- Violation of Rights: If the accused constitutional rights were violated during the arrest, investigation, or gathering of evidence, the defense may seek to have the evidence suppressed or the charges dismissed based on a violation of the accused rights.
What’s the difference between domestic violence and battery?
Domestic violence and battery are two different legal terms that are often used interchangeably. However, there is a key difference between the two.
Domestic violence is a pattern of abusive behavior used to control or dominate a victim. It can include physical violence, emotional abuse, sexual abuse, and financial abuse. Battery is a specific type of physical violence that involves the intentional infliction of harm to another person.
For an act to be considered domestic violence, it must meet certain criteria. First, the violence must be committed by someone close to the victim. This could include a spouse, ex-spouse, boyfriend, girlfriend, or family member. Second, violence must be used to control or dominate the victim. This could involve things like threats, intimidation, or isolation.
The battery does not require a close relationship between the victim and the abuser. It simply requires that the violence be intentional and cause harm to the victim.
What is 2nd-degree domestic violence?
The definitions and classifications of domestic violence offenses can vary from state to state. Therefore, it’s important to consult the laws of the particular state in question for an accurate understanding of the offense.
In some states, 2nd-degree domestic violence can be categorized as a charge involving physical harm or injury against a family or household member. It may be characterized by factors such as the severity of the harm inflicted, aggravating circumstances, or the perpetrator’s intent.
Need Legal Help? Contact an experienced domestic violence lawyer

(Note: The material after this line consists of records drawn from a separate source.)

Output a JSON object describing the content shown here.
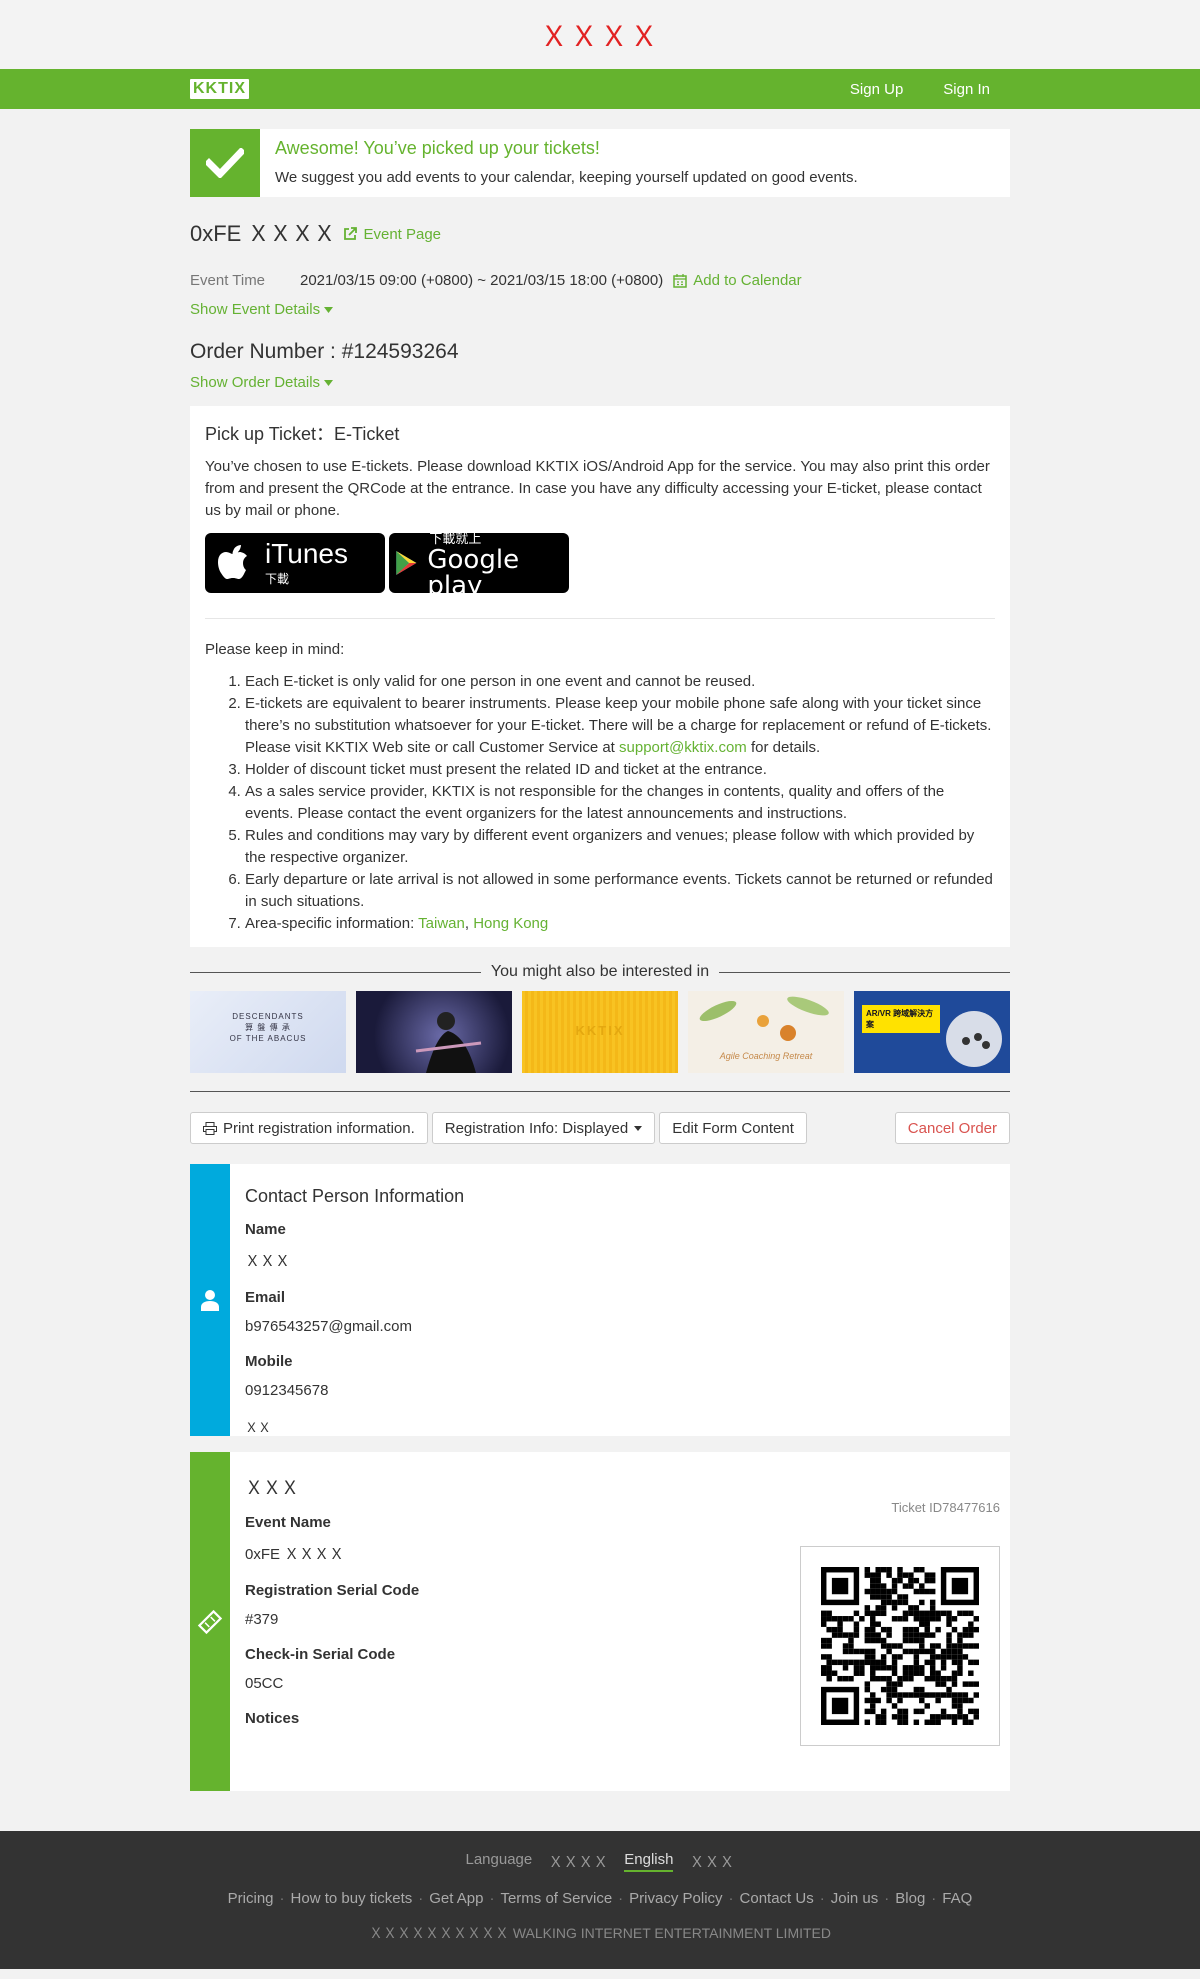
{
  "top_banner": "ＸＸＸＸ",
  "nav": {
    "logo": "KKTIX",
    "signup": "Sign Up",
    "signin": "Sign In"
  },
  "alert": {
    "title": "Awesome! You’ve picked up your tickets!",
    "message": "We suggest you add events to your calendar, keeping yourself updated on good events."
  },
  "event": {
    "name": "0xFE ＸＸＸＸ",
    "page_link": "Event Page",
    "time_label": "Event Time",
    "time_value": "2021/03/15 09:00 (+0800) ~ 2021/03/15 18:00 (+0800)",
    "add_calendar": "Add to Calendar",
    "show_details": "Show Event Details"
  },
  "order": {
    "number": "Order Number : #124593264",
    "show_details": "Show Order Details"
  },
  "pickup": {
    "title": "Pick up Ticket：E-Ticket",
    "description": "You’ve chosen to use E-tickets. Please download KKTIX iOS/Android App for the service. You may also print this order from and present the QRCode at the entrance. In case you have any difficulty accessing your E-ticket, please contact us by mail or phone.",
    "itunes_big": "iTunes",
    "itunes_small": "下載",
    "gplay_small": "下載就上",
    "gplay_big": "Google play",
    "keep_in_mind": "Please keep in mind:",
    "rules": [
      "Each E-ticket is only valid for one person in one event and cannot be reused.",
      "E-tickets are equivalent to bearer instruments. Please keep your mobile phone safe along with your ticket since there’s no substitution whatsoever for your E-ticket. There will be a charge for replacement or refund of E-tickets. Please visit KKTIX Web site or call Customer Service at ",
      "Holder of discount ticket must present the related ID and ticket at the entrance.",
      "As a sales service provider, KKTIX is not responsible for the changes in contents, quality and offers of the events. Please contact the event organizers for the latest announcements and instructions.",
      "Rules and conditions may vary by different event organizers and venues; please follow with which provided by the respective organizer.",
      "Early departure or late arrival is not allowed in some performance events. Tickets cannot be returned or refunded in such situations.",
      "Area-specific information: "
    ],
    "support_email": "support@kktix.com",
    "rule2_suffix": " for details.",
    "area_taiwan": "Taiwan",
    "area_hk": "Hong Kong",
    "area_sep": ", "
  },
  "interest": {
    "title": "You might also be interested in",
    "thumb1_text": "DESCENDANTS\n算 盤 傳 承\nOF THE ABACUS",
    "thumb3_text": "KKTIX",
    "thumb4_text": "Agile Coaching Retreat",
    "thumb5_text": "AR/VR 跨域解決方案"
  },
  "actions": {
    "print": "Print registration information.",
    "reg_info": "Registration Info: Displayed",
    "edit": "Edit Form Content",
    "cancel": "Cancel Order"
  },
  "contact": {
    "title": "Contact Person Information",
    "name_label": "Name",
    "name_value": "ＸＸＸ",
    "email_label": "Email",
    "email_value": "b976543257@gmail.com",
    "mobile_label": "Mobile",
    "mobile_value": "0912345678",
    "extra": "ＸＸ"
  },
  "ticket": {
    "title": "ＸＸＸ",
    "ticket_id": "Ticket ID78477616",
    "event_name_label": "Event Name",
    "event_name_value": "0xFE ＸＸＸＸ",
    "reg_serial_label": "Registration Serial Code",
    "reg_serial_value": "#379",
    "checkin_label": "Check-in Serial Code",
    "checkin_value": "05CC",
    "notices_label": "Notices"
  },
  "footer": {
    "language_label": "Language",
    "lang_zh": "ＸＸＸＸ",
    "lang_en": "English",
    "lang_jp": "ＸＸＸ",
    "links": [
      "Pricing",
      "How to buy tickets",
      "Get App",
      "Terms of Service",
      "Privacy Policy",
      "Contact Us",
      "Join us",
      "Blog",
      "FAQ"
    ],
    "copyright": "ＸＸＸＸＸＸＸＸＸＸ WALKING INTERNET ENTERTAINMENT LIMITED"
  },
  "colors": {
    "brand_green": "#65b32e",
    "contact_blue": "#00aadd",
    "cancel_red": "#d9534f",
    "banner_red": "#e22222"
  }
}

It is important to consult with a criminal attorney to determine which defenses may be applicable to your specific case. They can assess the facts, evidence, and laws relevant to your jurisdiction and provide appropriate guidance.